It looks something like this:
And it feels something like Christmas.
But honestly, this is one of the instances where I really urge you to check out some images of the beauty online (or better yet, get yourself to Australia in the summertime). Because jut how spectacular this abundantly flowering (thus the floribunda part) and brightly coloured tree looks against a landscape that is largely heading towards a summer hue of dry grey-y brown… well, it’s really hard to put into words.
But here’s someone who tried:
“I shall never forget one plain we came to, entirely surrounded by the nuytsia …. in a full blaze of bloom. It looked like a bush-fire without smoke. ” Marianne North, c. 1880
Speaking of fire, one of Nuytsia floribunda’s special features includes its thick layers of wood and bark, that prevent death in bushfires. Although to be honest, the ability to survive or thrive in fire is a non-uncommon feature of many Aussie plants.
Also not completely rare for Australian plants, which seem to like to be different, Nuytsia is a monotypic genus, meaning that Nuytsia floribunda is the only species in the genus.
Still, this specific plant’s uniqueness, even in the context of multiple other crazy Australian plants, was noted by a settler, who declared it as another ‘anomaly in this land of contradictions’. This description likely comes due to the fact that, despite being an entire tree, Nuytsia is also a parasite, a lifestyle choice we normally associate with smaller organisms.
The Christmas tree is only a hemi-parasite, meaning is it capable of doing some of its own work, but like to steals water and nutrients from other plants. Nuytsia is not particularly fussy about which species it steals from, and has even been found trying to pilfer from underground electrical cables, its own roots, and dead sticks.
Nonetheless, this parasitism makes it tricky to grow commercially. Following emergence of the seedings, which, by the way, come out not with one or two cotyledons, but rather with four or six, the plant has to rapidly establish connections or it will die.
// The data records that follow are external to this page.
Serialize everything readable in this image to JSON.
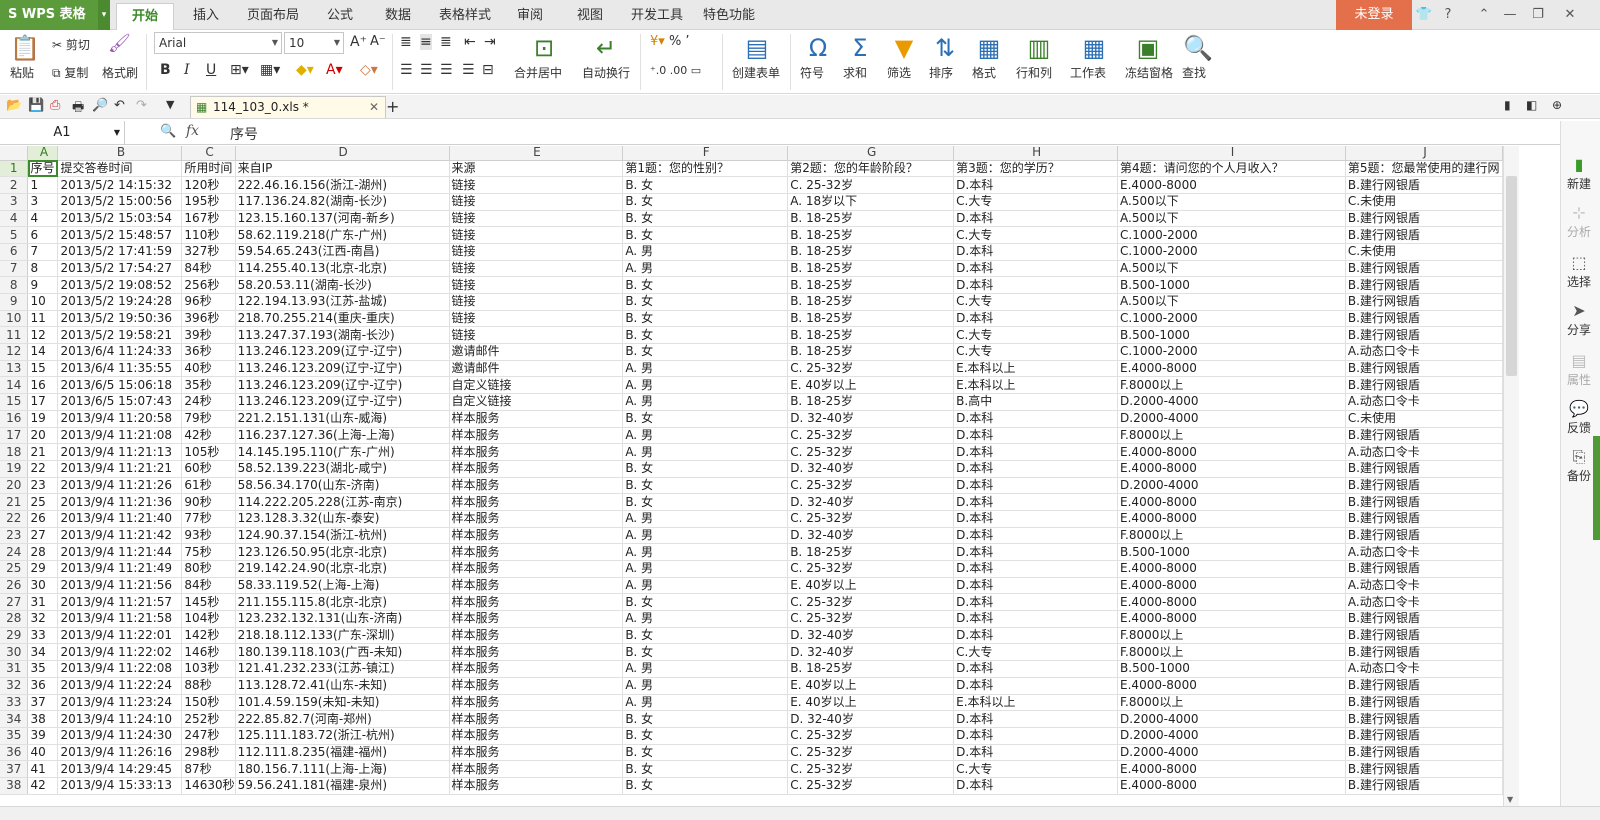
{
  "app": {
    "logo": "S WPS 表格"
  },
  "ribbon_tabs": [
    "开始",
    "插入",
    "页面布局",
    "公式",
    "数据",
    "表格样式",
    "审阅",
    "视图",
    "开发工具",
    "特色功能"
  ],
  "window": {
    "login": "未登录",
    "help": "?"
  },
  "toolbar": {
    "paste": "粘贴",
    "cut": "剪切",
    "copy": "复制",
    "format_painter": "格式刷",
    "font": "Arial",
    "font_size": "10",
    "bold": "B",
    "italic": "I",
    "underline": "U",
    "merge_center": "合并居中",
    "wrap_text": "自动换行",
    "create_form": "创建表单",
    "symbol": "符号",
    "sum": "求和",
    "filter": "筛选",
    "sort": "排序",
    "format": "格式",
    "rows_cols": "行和列",
    "worksheet": "工作表",
    "freeze": "冻结窗格",
    "find": "查找"
  },
  "document": {
    "tab_name": "114_103_0.xls *"
  },
  "formula_bar": {
    "cell_ref": "A1",
    "fx": "fx",
    "value": "序号"
  },
  "sidebar": {
    "items": [
      "新建",
      "分析",
      "选择",
      "分享",
      "属性",
      "反馈",
      "备份"
    ]
  },
  "sheet": {
    "col_letters": [
      "A",
      "B",
      "C",
      "D",
      "E",
      "F",
      "G",
      "H",
      "I",
      "J"
    ],
    "headers": [
      "序号",
      "提交答卷时间",
      "所用时间",
      "来自IP",
      "来源",
      "第1题：您的性别？",
      "第2题：您的年龄阶段？",
      "第3题：您的学历？",
      "第4题：请问您的个人月收入？",
      "第5题：您最常使用的建行网"
    ],
    "rows": [
      [
        "1",
        "2013/5/2 14:15:32",
        "120秒",
        "222.46.16.156(浙江-湖州)",
        "链接",
        "B. 女",
        "C. 25-32岁",
        "D.本科",
        "E.4000-8000",
        "B.建行网银盾"
      ],
      [
        "3",
        "2013/5/2 15:00:56",
        "195秒",
        "117.136.24.82(湖南-长沙)",
        "链接",
        "B. 女",
        "A. 18岁以下",
        "C.大专",
        "A.500以下",
        "C.未使用"
      ],
      [
        "4",
        "2013/5/2 15:03:54",
        "167秒",
        "123.15.160.137(河南-新乡)",
        "链接",
        "B. 女",
        "B. 18-25岁",
        "D.本科",
        "A.500以下",
        "B.建行网银盾"
      ],
      [
        "6",
        "2013/5/2 15:48:57",
        "110秒",
        "58.62.119.218(广东-广州)",
        "链接",
        "B. 女",
        "B. 18-25岁",
        "C.大专",
        "C.1000-2000",
        "B.建行网银盾"
      ],
      [
        "7",
        "2013/5/2 17:41:59",
        "327秒",
        "59.54.65.243(江西-南昌)",
        "链接",
        "A. 男",
        "B. 18-25岁",
        "D.本科",
        "C.1000-2000",
        "C.未使用"
      ],
      [
        "8",
        "2013/5/2 17:54:27",
        "84秒",
        "114.255.40.13(北京-北京)",
        "链接",
        "A. 男",
        "B. 18-25岁",
        "D.本科",
        "A.500以下",
        "B.建行网银盾"
      ],
      [
        "9",
        "2013/5/2 19:08:52",
        "256秒",
        "58.20.53.11(湖南-长沙)",
        "链接",
        "B. 女",
        "B. 18-25岁",
        "D.本科",
        "B.500-1000",
        "B.建行网银盾"
      ],
      [
        "10",
        "2013/5/2 19:24:28",
        "96秒",
        "122.194.13.93(江苏-盐城)",
        "链接",
        "B. 女",
        "B. 18-25岁",
        "C.大专",
        "A.500以下",
        "B.建行网银盾"
      ],
      [
        "11",
        "2013/5/2 19:50:36",
        "396秒",
        "218.70.255.214(重庆-重庆)",
        "链接",
        "B. 女",
        "B. 18-25岁",
        "D.本科",
        "C.1000-2000",
        "B.建行网银盾"
      ],
      [
        "12",
        "2013/5/2 19:58:21",
        "39秒",
        "113.247.37.193(湖南-长沙)",
        "链接",
        "B. 女",
        "B. 18-25岁",
        "C.大专",
        "B.500-1000",
        "B.建行网银盾"
      ],
      [
        "14",
        "2013/6/4 11:24:33",
        "36秒",
        "113.246.123.209(辽宁-辽宁)",
        "邀请邮件",
        "B. 女",
        "B. 18-25岁",
        "C.大专",
        "C.1000-2000",
        "A.动态口令卡"
      ],
      [
        "15",
        "2013/6/4 11:35:55",
        "40秒",
        "113.246.123.209(辽宁-辽宁)",
        "邀请邮件",
        "A. 男",
        "C. 25-32岁",
        "E.本科以上",
        "E.4000-8000",
        "B.建行网银盾"
      ],
      [
        "16",
        "2013/6/5 15:06:18",
        "35秒",
        "113.246.123.209(辽宁-辽宁)",
        "自定义链接",
        "A. 男",
        "E. 40岁以上",
        "E.本科以上",
        "F.8000以上",
        "B.建行网银盾"
      ],
      [
        "17",
        "2013/6/5 15:07:43",
        "24秒",
        "113.246.123.209(辽宁-辽宁)",
        "自定义链接",
        "A. 男",
        "B. 18-25岁",
        "B.高中",
        "D.2000-4000",
        "A.动态口令卡"
      ],
      [
        "19",
        "2013/9/4 11:20:58",
        "79秒",
        "221.2.151.131(山东-威海)",
        "样本服务",
        "B. 女",
        "D. 32-40岁",
        "D.本科",
        "D.2000-4000",
        "C.未使用"
      ],
      [
        "20",
        "2013/9/4 11:21:08",
        "42秒",
        "116.237.127.36(上海-上海)",
        "样本服务",
        "A. 男",
        "C. 25-32岁",
        "D.本科",
        "F.8000以上",
        "B.建行网银盾"
      ],
      [
        "21",
        "2013/9/4 11:21:13",
        "105秒",
        "14.145.195.110(广东-广州)",
        "样本服务",
        "A. 男",
        "C. 25-32岁",
        "D.本科",
        "E.4000-8000",
        "A.动态口令卡"
      ],
      [
        "22",
        "2013/9/4 11:21:21",
        "60秒",
        "58.52.139.223(湖北-咸宁)",
        "样本服务",
        "B. 女",
        "D. 32-40岁",
        "D.本科",
        "E.4000-8000",
        "B.建行网银盾"
      ],
      [
        "23",
        "2013/9/4 11:21:26",
        "61秒",
        "58.56.34.170(山东-济南)",
        "样本服务",
        "B. 女",
        "C. 25-32岁",
        "D.本科",
        "D.2000-4000",
        "B.建行网银盾"
      ],
      [
        "25",
        "2013/9/4 11:21:36",
        "90秒",
        "114.222.205.228(江苏-南京)",
        "样本服务",
        "B. 女",
        "D. 32-40岁",
        "D.本科",
        "E.4000-8000",
        "B.建行网银盾"
      ],
      [
        "26",
        "2013/9/4 11:21:40",
        "77秒",
        "123.128.3.32(山东-泰安)",
        "样本服务",
        "A. 男",
        "C. 25-32岁",
        "D.本科",
        "E.4000-8000",
        "B.建行网银盾"
      ],
      [
        "27",
        "2013/9/4 11:21:42",
        "93秒",
        "124.90.37.154(浙江-杭州)",
        "样本服务",
        "A. 男",
        "D. 32-40岁",
        "D.本科",
        "F.8000以上",
        "B.建行网银盾"
      ],
      [
        "28",
        "2013/9/4 11:21:44",
        "75秒",
        "123.126.50.95(北京-北京)",
        "样本服务",
        "A. 男",
        "B. 18-25岁",
        "D.本科",
        "B.500-1000",
        "A.动态口令卡"
      ],
      [
        "29",
        "2013/9/4 11:21:49",
        "80秒",
        "219.142.24.90(北京-北京)",
        "样本服务",
        "A. 男",
        "C. 25-32岁",
        "D.本科",
        "E.4000-8000",
        "B.建行网银盾"
      ],
      [
        "30",
        "2013/9/4 11:21:56",
        "84秒",
        "58.33.119.52(上海-上海)",
        "样本服务",
        "A. 男",
        "E. 40岁以上",
        "D.本科",
        "E.4000-8000",
        "A.动态口令卡"
      ],
      [
        "31",
        "2013/9/4 11:21:57",
        "145秒",
        "211.155.115.8(北京-北京)",
        "样本服务",
        "B. 女",
        "C. 25-32岁",
        "D.本科",
        "E.4000-8000",
        "A.动态口令卡"
      ],
      [
        "32",
        "2013/9/4 11:21:58",
        "104秒",
        "123.232.132.131(山东-济南)",
        "样本服务",
        "A. 男",
        "C. 25-32岁",
        "D.本科",
        "E.4000-8000",
        "B.建行网银盾"
      ],
      [
        "33",
        "2013/9/4 11:22:01",
        "142秒",
        "218.18.112.133(广东-深圳)",
        "样本服务",
        "B. 女",
        "D. 32-40岁",
        "D.本科",
        "F.8000以上",
        "B.建行网银盾"
      ],
      [
        "34",
        "2013/9/4 11:22:02",
        "146秒",
        "180.139.118.103(广西-未知)",
        "样本服务",
        "B. 女",
        "D. 32-40岁",
        "C.大专",
        "F.8000以上",
        "B.建行网银盾"
      ],
      [
        "35",
        "2013/9/4 11:22:08",
        "103秒",
        "121.41.232.233(江苏-镇江)",
        "样本服务",
        "A. 男",
        "B. 18-25岁",
        "D.本科",
        "B.500-1000",
        "A.动态口令卡"
      ],
      [
        "36",
        "2013/9/4 11:22:24",
        "88秒",
        "113.128.72.41(山东-未知)",
        "样本服务",
        "A. 男",
        "E. 40岁以上",
        "D.本科",
        "E.4000-8000",
        "B.建行网银盾"
      ],
      [
        "37",
        "2013/9/4 11:23:24",
        "150秒",
        "101.4.59.159(未知-未知)",
        "样本服务",
        "A. 男",
        "E. 40岁以上",
        "E.本科以上",
        "F.8000以上",
        "B.建行网银盾"
      ],
      [
        "38",
        "2013/9/4 11:24:10",
        "252秒",
        "222.85.82.7(河南-郑州)",
        "样本服务",
        "B. 女",
        "D. 32-40岁",
        "D.本科",
        "D.2000-4000",
        "B.建行网银盾"
      ],
      [
        "39",
        "2013/9/4 11:24:30",
        "247秒",
        "125.111.183.72(浙江-杭州)",
        "样本服务",
        "B. 女",
        "C. 25-32岁",
        "D.本科",
        "D.2000-4000",
        "B.建行网银盾"
      ],
      [
        "40",
        "2013/9/4 11:26:16",
        "298秒",
        "112.111.8.235(福建-福州)",
        "样本服务",
        "B. 女",
        "C. 25-32岁",
        "D.本科",
        "D.2000-4000",
        "B.建行网银盾"
      ],
      [
        "41",
        "2013/9/4 14:29:45",
        "87秒",
        "180.156.7.111(上海-上海)",
        "样本服务",
        "B. 女",
        "C. 25-32岁",
        "C.大专",
        "E.4000-8000",
        "B.建行网银盾"
      ],
      [
        "42",
        "2013/9/4 15:33:13",
        "14630秒",
        "59.56.241.181(福建-泉州)",
        "样本服务",
        "B. 女",
        "C. 25-32岁",
        "D.本科",
        "E.4000-8000",
        "B.建行网银盾"
      ]
    ]
  },
  "colors": {
    "accent_green": "#3c8a28",
    "login_orange": "#e4704b",
    "logo_green": "#5b9b3c"
  }
}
That’s all the facts we’ve got on this large Aussie weirdo. Don’t forget to check out some photos of the Christmas tree, taken by my awesome sister, over on our instagram.
By the way, we’ve previously mentioned this plant as one of our faves on this episode of the podcast.
This article is part of our Christmas Advent’s Calendar. To check it out, go here.
We got info from wiki, and from this article.